Losing sleep can cause stress in your brain. This study was conducted at the University of California, Berkeley. Sleep experts, Eti Ben Simon and Matthew Walker, asked 18 healthy adults to come to their lab to sleep over until the morning. Simon and Matthew were testing their stress due to lack of sleep. The volunteers either got an ordinary night of sleep or they stayed up the whole entire night. When everyone woke up, they all took a quiz to determine signs of stress. To help gather the facts of the test, Simon and Matthew used the brain MRIs to track the stress levels. While this was going on, the volunteers watched these levels closely. Subsequently, the people who got no sleep and the people who got a normal night of sleep alternated. When it was morning, the results showed the anxiety levels of all the adults. By showing the results, the “somnologists” (sleep doctors or experts) could tell how much sleep he/she received that night. A mostly awake night or fully awake night of sleep changed the adults’ brains’ patterns of activity. Staying up made anxiety levels 30% higher than the people who got an average night of sleep. Parts of the volunteers’ brains were more active when watching emotional videos, and the prefrontal cortex activity, which can stop anxiety, was surprisingly lower than usual. These results indicate that both people who have trouble with their anxiety have a hard time sleeping, and people who have trouble sleeping have additional anxiety. These results were presented at a Society of Neuroscience meeting on November 4, 2018. Clifford Saper, working at Harvard Medical School in Cambridge, Massachusetts and Beth Israel Deaconess Medical Center in Boston, calls the results a “two-way interaction.” Even though he wasn’t part of the study, he states, “Sleep loss makes the anxiety worse, which in turn makes it harder to sleep.”

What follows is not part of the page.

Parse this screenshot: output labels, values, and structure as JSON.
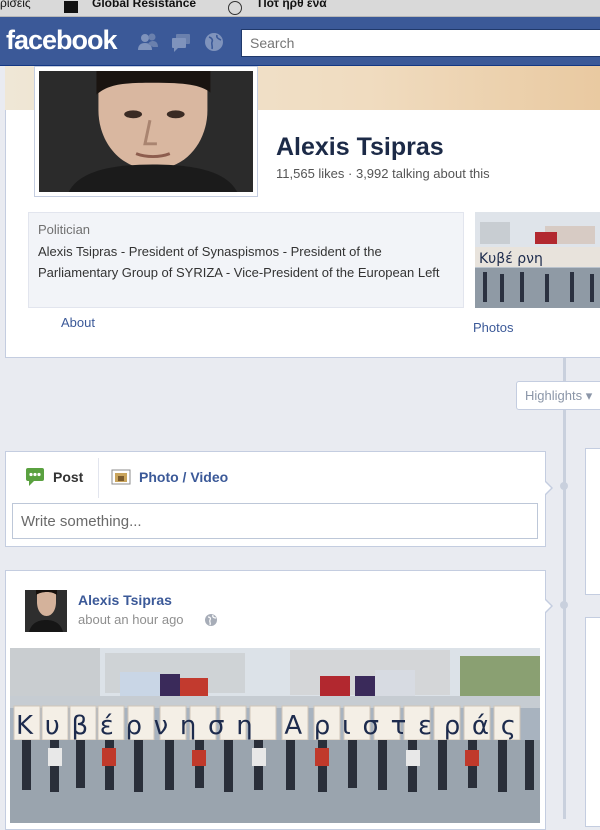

This article informs and encourages people to get more sleep. This changes how we before looked at information because we used to only know that sleep was needed in the growth of children and restorative energy for both kids and adults, but now we know what is being caused by all the lack of sleep. I chose this article because my mom keeps saying that I need to go to bed 1 ½ or 2 hours earlier than people in my class, and she keeps sending me emails about “children with non-regular bedtimes.” This relates to a previous essay I made about how screen time affects kids’ learning. This relates because they both have to do with the brain and how it affects your life.
By Owen 4M